What’s happening in the Kansas City food scene this September
Overland Park’s newest BBQ joint features some familiar faces. Smoketown BBQ will open in late August on Shawnee Mission Parkway, in the former home of a Hawaiian plate lunch spot. Several employees formerly worked at Johnny’s in Mission, which shuttered at the start of the year. (“We are a completely different restaurant,” the staff says.) One early standout on the menu is a Smoketown Throwdown sandwich that appears to be a supersized version of Joe’s famous Z-Man: a half-pound of brisket, onion rings, cheese, sauce, plus two pieces of bacon for good measure.
If you want to sample Alabama’s unique style of barbecue there’s good news and bad news. The good news is your closest source for deep Dixie’s distinctive mayo-based white BBQ sauce is no longer in Alabama. The bad news is Moe’s is still a bit of a hike, in St. George, Kansas, just east of Manhattan. Moe’s is a casual chain that’s been listed as one of the better multi-state BBQ empires in several national rankings.
Imo’s returns to KCK
Provel paradise has returned to Kansas City. Imo’s is the St. Louis favorite known for its specialty cheese blend and fried raviolis. Kansas City had an Imo’s location in Westport until 2016, when it unexpectedly closed, leaving the central city without the cross-state fave. Lucas Commodore, whose parents have owned the south Overland Park location since 2004, will be opening a new location on Rainbow Boulevard in KCK this fall.
“We may focus on curbside and carryout initially, with delivery and limited dining to follow,” Commodore says.
“This location has been in the works for a long time,” he says. “Especially right now, when every dollar counts and the consumers are thinking through every time they go out to eat in public.”
Commodore and his family are grateful to be able to open when so many businesses are going through a hard time.
“We feel lucky that in a year where so many other businesses are closing or failing or struggling, our one store has got along quite well and we are able to open a second one,” Commodore says. “But we don’t want to take anything for granted.”
Lost and Found
Johnson County has another new brewery. Lost Evenings in Lenexa was influenced by British pubs and is housed in a large, open space. The brewery opened in late June in the Westchester Shopping Center and is owned by longtime homebrewer Patrick Davis and his wife Heather. Along with the very European no tipping model, the tap list at Lost Evenings leans heavily on British pub favorites like mild, stout and brown ale.
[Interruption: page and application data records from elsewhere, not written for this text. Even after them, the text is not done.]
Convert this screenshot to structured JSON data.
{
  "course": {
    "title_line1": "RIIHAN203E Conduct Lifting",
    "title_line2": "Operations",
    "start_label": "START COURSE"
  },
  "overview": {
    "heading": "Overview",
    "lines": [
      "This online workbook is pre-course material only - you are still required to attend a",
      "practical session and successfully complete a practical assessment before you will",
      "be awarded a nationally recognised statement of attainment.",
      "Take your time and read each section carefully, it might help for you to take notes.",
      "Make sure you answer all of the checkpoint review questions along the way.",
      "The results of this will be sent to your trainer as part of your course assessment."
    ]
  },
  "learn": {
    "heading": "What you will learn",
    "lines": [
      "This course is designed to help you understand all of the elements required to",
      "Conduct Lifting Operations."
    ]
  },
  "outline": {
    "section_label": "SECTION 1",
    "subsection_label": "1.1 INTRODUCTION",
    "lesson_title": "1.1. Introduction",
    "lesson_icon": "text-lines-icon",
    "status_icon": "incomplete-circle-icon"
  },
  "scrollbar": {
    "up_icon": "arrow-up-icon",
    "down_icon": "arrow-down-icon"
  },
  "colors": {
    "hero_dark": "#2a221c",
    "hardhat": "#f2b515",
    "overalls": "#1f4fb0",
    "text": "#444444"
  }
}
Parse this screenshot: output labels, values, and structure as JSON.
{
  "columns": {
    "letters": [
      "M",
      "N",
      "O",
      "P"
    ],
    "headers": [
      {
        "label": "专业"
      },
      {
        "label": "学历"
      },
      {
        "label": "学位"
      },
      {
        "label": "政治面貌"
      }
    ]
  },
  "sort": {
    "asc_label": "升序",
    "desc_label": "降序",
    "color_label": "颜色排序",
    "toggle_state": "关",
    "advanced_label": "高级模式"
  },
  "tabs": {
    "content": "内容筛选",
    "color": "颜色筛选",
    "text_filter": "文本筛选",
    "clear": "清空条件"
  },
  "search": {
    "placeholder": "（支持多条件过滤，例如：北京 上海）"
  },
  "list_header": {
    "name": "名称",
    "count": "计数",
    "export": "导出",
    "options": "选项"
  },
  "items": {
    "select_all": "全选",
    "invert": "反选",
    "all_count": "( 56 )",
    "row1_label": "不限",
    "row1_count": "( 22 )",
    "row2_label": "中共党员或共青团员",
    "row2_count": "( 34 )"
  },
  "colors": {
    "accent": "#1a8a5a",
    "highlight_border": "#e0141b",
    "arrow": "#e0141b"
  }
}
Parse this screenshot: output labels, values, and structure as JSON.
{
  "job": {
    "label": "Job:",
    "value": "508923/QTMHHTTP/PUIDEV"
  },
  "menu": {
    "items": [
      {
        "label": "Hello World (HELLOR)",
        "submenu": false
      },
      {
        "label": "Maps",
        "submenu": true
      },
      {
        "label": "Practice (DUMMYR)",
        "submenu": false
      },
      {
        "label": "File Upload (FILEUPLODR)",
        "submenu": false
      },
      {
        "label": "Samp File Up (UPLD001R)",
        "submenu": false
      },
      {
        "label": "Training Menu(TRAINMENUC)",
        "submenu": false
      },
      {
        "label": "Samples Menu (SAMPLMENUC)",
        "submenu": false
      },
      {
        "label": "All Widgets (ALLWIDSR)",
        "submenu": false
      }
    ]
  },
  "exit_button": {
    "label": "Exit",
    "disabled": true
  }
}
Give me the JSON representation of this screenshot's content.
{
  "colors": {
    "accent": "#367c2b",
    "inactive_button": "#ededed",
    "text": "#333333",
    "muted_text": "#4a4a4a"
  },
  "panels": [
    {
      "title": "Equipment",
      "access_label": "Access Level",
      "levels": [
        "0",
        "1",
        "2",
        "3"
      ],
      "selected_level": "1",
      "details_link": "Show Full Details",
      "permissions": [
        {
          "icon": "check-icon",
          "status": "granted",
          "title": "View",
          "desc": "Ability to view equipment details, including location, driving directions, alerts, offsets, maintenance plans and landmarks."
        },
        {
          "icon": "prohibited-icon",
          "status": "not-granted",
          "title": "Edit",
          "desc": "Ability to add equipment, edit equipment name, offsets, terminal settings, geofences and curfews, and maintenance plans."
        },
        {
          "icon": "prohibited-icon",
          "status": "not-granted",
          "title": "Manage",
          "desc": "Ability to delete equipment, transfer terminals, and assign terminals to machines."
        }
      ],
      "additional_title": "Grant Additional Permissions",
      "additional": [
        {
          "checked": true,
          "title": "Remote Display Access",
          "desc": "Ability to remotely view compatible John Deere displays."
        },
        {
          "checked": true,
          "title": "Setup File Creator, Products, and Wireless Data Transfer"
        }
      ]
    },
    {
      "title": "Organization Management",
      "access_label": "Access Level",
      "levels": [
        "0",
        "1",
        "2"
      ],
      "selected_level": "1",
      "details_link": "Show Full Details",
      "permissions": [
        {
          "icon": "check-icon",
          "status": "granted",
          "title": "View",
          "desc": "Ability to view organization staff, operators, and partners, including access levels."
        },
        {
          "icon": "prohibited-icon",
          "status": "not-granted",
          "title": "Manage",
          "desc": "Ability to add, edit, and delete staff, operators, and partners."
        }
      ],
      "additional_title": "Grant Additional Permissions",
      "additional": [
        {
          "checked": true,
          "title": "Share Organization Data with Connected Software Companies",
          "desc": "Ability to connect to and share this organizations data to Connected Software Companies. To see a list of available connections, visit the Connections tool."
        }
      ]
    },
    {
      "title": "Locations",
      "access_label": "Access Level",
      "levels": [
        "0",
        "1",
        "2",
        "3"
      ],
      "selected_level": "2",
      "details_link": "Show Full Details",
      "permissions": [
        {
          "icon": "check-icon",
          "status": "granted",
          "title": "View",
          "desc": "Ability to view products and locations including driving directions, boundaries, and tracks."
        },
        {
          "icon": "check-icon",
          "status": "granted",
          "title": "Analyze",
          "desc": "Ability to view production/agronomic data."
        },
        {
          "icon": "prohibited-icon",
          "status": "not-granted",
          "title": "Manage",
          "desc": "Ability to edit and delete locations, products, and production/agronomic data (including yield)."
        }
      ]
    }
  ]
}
KC’s carryout chicken game just got a little more spicy with the arrival of The Post Chicken & Beer on Country Club Plaza. The spinoff from Jax Fish House, where the KC location is housed for now, boasts all-natural birds that are brined for hours before being fried up nice and crispy. That chicken also comes as a pot pie for chilly fall nights. Some of the Southern side offerings include biscuits, collards, hush puppies, Dijon-fennel cider slaw and cornbread.